Task directions:
Pull out every line below that contains the word "heading".

Supplied information:
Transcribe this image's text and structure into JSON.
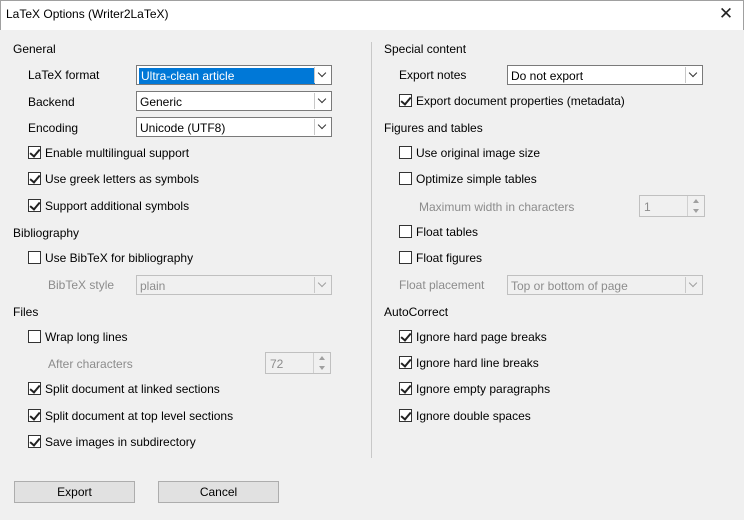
{
  "window": {
    "title": "LaTeX Options (Writer2LaTeX)",
    "close_glyph": "✕"
  },
  "general": {
    "heading": "General",
    "latex_format": {
      "label": "LaTeX format",
      "value": "Ultra-clean article"
    },
    "backend": {
      "label": "Backend",
      "value": "Generic"
    },
    "encoding": {
      "label": "Encoding",
      "value": "Unicode (UTF8)"
    },
    "multilingual": {
      "label": "Enable multilingual support",
      "checked": true
    },
    "greek": {
      "label": "Use greek letters as symbols",
      "checked": true
    },
    "additional_symbols": {
      "label": "Support additional symbols",
      "checked": true
    }
  },
  "bibliography": {
    "heading": "Bibliography",
    "use_bibtex": {
      "label": "Use BibTeX for bibliography",
      "checked": false
    },
    "bibtex_style": {
      "label": "BibTeX style",
      "value": "plain"
    }
  },
  "files": {
    "heading": "Files",
    "wrap_lines": {
      "label": "Wrap long lines",
      "checked": false
    },
    "after_characters": {
      "label": "After characters",
      "value": "72"
    },
    "split_linked": {
      "label": "Split document at linked sections",
      "checked": true
    },
    "split_top": {
      "label": "Split document at top level sections",
      "checked": true
    },
    "save_images": {
      "label": "Save images in subdirectory",
      "checked": true
    }
  },
  "special_content": {
    "heading": "Special content",
    "export_notes": {
      "label": "Export notes",
      "value": "Do not export"
    },
    "export_properties": {
      "label": "Export document properties (metadata)",
      "checked": true
    }
  },
  "figures_tables": {
    "heading": "Figures and tables",
    "original_size": {
      "label": "Use original image size",
      "checked": false
    },
    "optimize_tables": {
      "label": "Optimize simple tables",
      "checked": false
    },
    "max_width": {
      "label": "Maximum width in characters",
      "value": "1"
    },
    "float_tables": {
      "label": "Float tables",
      "checked": false
    },
    "float_figures": {
      "label": "Float figures",
      "checked": false
    },
    "float_placement": {
      "label": "Float placement",
      "value": "Top or bottom of page"
    }
  },
  "autocorrect": {
    "heading": "AutoCorrect",
    "hard_page_breaks": {
      "label": "Ignore hard page breaks",
      "checked": true
    },
    "hard_line_breaks": {
      "label": "Ignore hard line breaks",
      "checked": true
    },
    "empty_paragraphs": {
      "label": "Ignore empty paragraphs",
      "checked": true
    },
    "double_spaces": {
      "label": "Ignore double spaces",
      "checked": true
    }
  },
  "buttons": {
    "export": "Export",
    "cancel": "Cancel"
  }
}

Result:
    "heading": "General",
    "heading": "Bibliography",
    "heading": "Files",
    "heading": "Special content",
    "heading": "Figures and tables",
    "heading": "AutoCorrect",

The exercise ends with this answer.